November 20, 2015

The Advanced Style film is a documentary about several stylish ladies of New York, all aged over 60. It came from Ari Seth Cohen’s Advanced Style blog, which progressed into a coffee table book, and now the documentary which shows a little of the lives behind the lively images.


Ari Seth Cohen originally began to snap older ladies in the street, he explains, as a homage to his grandmothers whom he greatly admired and both of whom had immense style of their own. The gorgeous, flattering photos – Ari is a good photographer – were soon a hit on his blog and he says that the popularity of the entire Advanced Style series in all its formats has encouraged fashion designers and retailers to look at women past a certain age in a new light, using them as models and embracing them as a demographic.


Indeed, towards the end of the film we see his particular proteges being shot for a Lanvin campaign and sitting front row in a big name fashion show, as well as excitedly being interviewed by celebrity fashion bloggers.

Seven women of Advanced Style

The film focuses on seven women, all wildly different in terms of their – well, everything. The only thing they have in common is that they are “senior” – and there is quite a big difference there too, with an age range of 62 – 95.


Ari Seth Cohen brings them all together and seems in the Advanced style film to act as a kind of manager or agent, looking over proposals for film roles and TV appearances, and sitting in boardrooms protectively with them.


The women in Advanced style muse to camera, not only on fashion, but on family, career and health. There are some stiff sequences when some of these disparate personalities, clearly not already friends, meet at each other’s homes for awkward chats about their lives.
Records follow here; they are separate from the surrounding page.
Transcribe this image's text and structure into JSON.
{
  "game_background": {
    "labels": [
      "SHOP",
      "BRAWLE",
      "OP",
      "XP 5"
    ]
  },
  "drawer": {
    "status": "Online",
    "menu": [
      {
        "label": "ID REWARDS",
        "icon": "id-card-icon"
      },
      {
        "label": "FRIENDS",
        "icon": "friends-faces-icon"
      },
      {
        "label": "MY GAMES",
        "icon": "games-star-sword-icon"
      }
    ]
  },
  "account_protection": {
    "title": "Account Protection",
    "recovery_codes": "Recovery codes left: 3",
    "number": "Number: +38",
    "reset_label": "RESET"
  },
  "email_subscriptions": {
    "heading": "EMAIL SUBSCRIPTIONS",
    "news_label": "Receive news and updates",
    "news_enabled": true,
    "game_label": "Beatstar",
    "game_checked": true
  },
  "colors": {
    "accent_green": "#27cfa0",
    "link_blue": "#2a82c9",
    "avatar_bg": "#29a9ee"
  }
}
Very Differing Style

In Advanced style we meet cheerful, bubbly Ilona Royce Smithkin, an artist. Her drawings are, somehow unexpectedly, utterly lovely and she created the famous portrait of the author Ayn Rand which is still used on the back of her books. She now teaches art and performs in a nightclub. Style wise, her most arresting feature is her ever present bright orange false eyelashes, which match her bright orange hair.


Then there is the very beautiful, aristocratic seeming Joyce Carpati, who used to work on top Conde Nast fashion magazines. Her style is timeless and elegant, with signature plaits wound around her head. We see her coaching her teen granddaughter on style. “I really like colour” the granddaughter, dressed in ice-cream coloured t shirts and trainers says. Joyce offers her a sophisticated kelly green Chanel crocodile skin handbag, with matching gloves. “It’s like, real crocodile?” says the poor girl, recoiling.
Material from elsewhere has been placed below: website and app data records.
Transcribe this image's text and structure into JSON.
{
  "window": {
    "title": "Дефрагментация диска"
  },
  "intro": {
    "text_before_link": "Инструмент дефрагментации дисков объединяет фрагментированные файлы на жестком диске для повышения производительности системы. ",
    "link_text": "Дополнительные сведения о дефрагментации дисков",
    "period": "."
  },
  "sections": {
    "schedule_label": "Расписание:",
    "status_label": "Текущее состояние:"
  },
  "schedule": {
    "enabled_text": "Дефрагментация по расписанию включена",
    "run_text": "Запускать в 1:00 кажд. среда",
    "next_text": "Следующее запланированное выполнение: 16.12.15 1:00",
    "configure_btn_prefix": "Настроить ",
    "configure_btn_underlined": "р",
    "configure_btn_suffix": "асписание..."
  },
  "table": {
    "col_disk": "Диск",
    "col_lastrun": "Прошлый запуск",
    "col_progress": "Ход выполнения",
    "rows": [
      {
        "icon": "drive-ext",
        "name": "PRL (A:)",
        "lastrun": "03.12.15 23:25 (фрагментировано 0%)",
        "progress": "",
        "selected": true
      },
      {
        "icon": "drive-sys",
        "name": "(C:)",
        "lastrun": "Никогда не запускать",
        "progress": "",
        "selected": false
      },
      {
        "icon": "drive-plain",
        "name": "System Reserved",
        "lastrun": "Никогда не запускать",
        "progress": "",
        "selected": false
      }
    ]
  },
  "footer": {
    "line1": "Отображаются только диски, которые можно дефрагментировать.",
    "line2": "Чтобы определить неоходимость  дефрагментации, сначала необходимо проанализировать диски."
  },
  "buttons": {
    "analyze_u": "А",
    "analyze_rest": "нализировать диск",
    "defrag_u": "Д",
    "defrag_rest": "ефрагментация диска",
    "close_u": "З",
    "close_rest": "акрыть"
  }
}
Vintage Advanced Style

In Advanced style we also meet the loud Lynn Dell Cohen, who runs a vintage store and will tell its customers exactly what she thinks of their bodies and sense of style.


Another starring player in Advanced style who runs a vintage store too is the wonderfully chic Tziporah Salamon. She reflects that she would have liked children, still would, but in a way, her clothes are her babies, they take up so much time. So perhaps if she had children, she would not have time to be so stylish?


Then in Advanced style there is the very young seeming Debra Rapoport, who, very sadly to my eyes, went on a date with a man she fancied only to not hear from him again. “I thought she looked like a clown” he says. She toned down her look, sought him out again, and now he is her husband.

And Jacquie “Tajah” Murdoch, who was a dancer in Harlem when young and still has an amazing figure.


And finally in Advanced style, we also meet Zelda Caplan, who has travelled to Africa many times and likes to wear African fabrics including an imposing hand woven toque. It turns out to be final for her too, as she dies of a heart attack in the front row of a fashion show. “What a way to go!”, as the other ladies excitedly agree.